INSTRUCTIONS FOR THE TASK: Isolate every line in the records below with "Inspektor" in it.

Top of RECORDS SHOWN

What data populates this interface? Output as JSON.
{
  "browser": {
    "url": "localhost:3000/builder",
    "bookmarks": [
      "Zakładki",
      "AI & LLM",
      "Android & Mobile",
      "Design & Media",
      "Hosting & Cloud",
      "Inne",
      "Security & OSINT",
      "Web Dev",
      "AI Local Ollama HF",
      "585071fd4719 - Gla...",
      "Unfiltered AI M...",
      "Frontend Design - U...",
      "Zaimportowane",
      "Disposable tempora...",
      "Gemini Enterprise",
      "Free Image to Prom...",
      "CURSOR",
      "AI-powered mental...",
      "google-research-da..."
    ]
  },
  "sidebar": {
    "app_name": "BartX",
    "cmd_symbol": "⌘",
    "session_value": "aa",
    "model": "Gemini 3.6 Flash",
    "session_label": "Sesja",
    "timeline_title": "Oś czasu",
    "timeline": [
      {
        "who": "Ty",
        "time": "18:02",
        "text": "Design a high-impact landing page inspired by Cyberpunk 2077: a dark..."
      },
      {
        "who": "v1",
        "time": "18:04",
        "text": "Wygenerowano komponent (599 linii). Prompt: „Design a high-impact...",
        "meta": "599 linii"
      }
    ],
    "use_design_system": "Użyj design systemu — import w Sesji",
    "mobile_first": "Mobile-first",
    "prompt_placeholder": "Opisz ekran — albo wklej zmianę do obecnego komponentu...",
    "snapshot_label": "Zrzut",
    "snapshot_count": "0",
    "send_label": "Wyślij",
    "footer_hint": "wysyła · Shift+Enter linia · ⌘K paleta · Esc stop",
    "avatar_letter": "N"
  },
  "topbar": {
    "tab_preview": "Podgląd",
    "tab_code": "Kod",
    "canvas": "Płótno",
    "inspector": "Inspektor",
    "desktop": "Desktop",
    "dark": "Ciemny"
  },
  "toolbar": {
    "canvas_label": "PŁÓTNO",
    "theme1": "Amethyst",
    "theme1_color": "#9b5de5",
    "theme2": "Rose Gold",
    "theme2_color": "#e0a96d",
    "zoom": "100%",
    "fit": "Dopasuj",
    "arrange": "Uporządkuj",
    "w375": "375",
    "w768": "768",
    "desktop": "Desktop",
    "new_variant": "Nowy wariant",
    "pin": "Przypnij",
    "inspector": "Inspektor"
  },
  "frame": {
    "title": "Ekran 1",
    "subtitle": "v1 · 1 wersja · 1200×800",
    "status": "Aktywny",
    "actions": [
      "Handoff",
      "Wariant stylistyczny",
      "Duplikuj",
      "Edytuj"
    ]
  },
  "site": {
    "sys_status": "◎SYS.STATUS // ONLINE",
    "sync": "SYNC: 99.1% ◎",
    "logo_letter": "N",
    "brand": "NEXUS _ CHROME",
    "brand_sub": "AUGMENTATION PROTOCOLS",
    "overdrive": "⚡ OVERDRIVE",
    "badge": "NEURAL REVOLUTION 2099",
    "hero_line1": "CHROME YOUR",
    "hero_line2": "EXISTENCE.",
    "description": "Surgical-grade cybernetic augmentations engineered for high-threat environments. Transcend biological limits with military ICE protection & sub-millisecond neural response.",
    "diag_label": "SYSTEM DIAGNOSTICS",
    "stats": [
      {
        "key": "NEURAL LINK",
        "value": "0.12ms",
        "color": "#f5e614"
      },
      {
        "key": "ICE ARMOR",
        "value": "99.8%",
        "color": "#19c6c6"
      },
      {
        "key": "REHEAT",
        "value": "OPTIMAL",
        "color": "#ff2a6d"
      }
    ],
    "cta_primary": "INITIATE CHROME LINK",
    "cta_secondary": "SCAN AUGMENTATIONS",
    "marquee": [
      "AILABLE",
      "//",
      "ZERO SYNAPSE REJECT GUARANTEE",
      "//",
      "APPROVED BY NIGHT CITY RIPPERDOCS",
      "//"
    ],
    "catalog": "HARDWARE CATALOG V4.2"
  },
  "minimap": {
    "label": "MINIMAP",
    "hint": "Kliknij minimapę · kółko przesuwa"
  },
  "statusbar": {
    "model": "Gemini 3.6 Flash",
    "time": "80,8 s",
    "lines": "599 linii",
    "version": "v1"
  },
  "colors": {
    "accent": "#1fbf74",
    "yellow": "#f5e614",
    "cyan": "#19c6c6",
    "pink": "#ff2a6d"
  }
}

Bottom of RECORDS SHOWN

WRITTEN ANSWER:
    "inspector": "Inspektor",
    "inspector": "Inspektor"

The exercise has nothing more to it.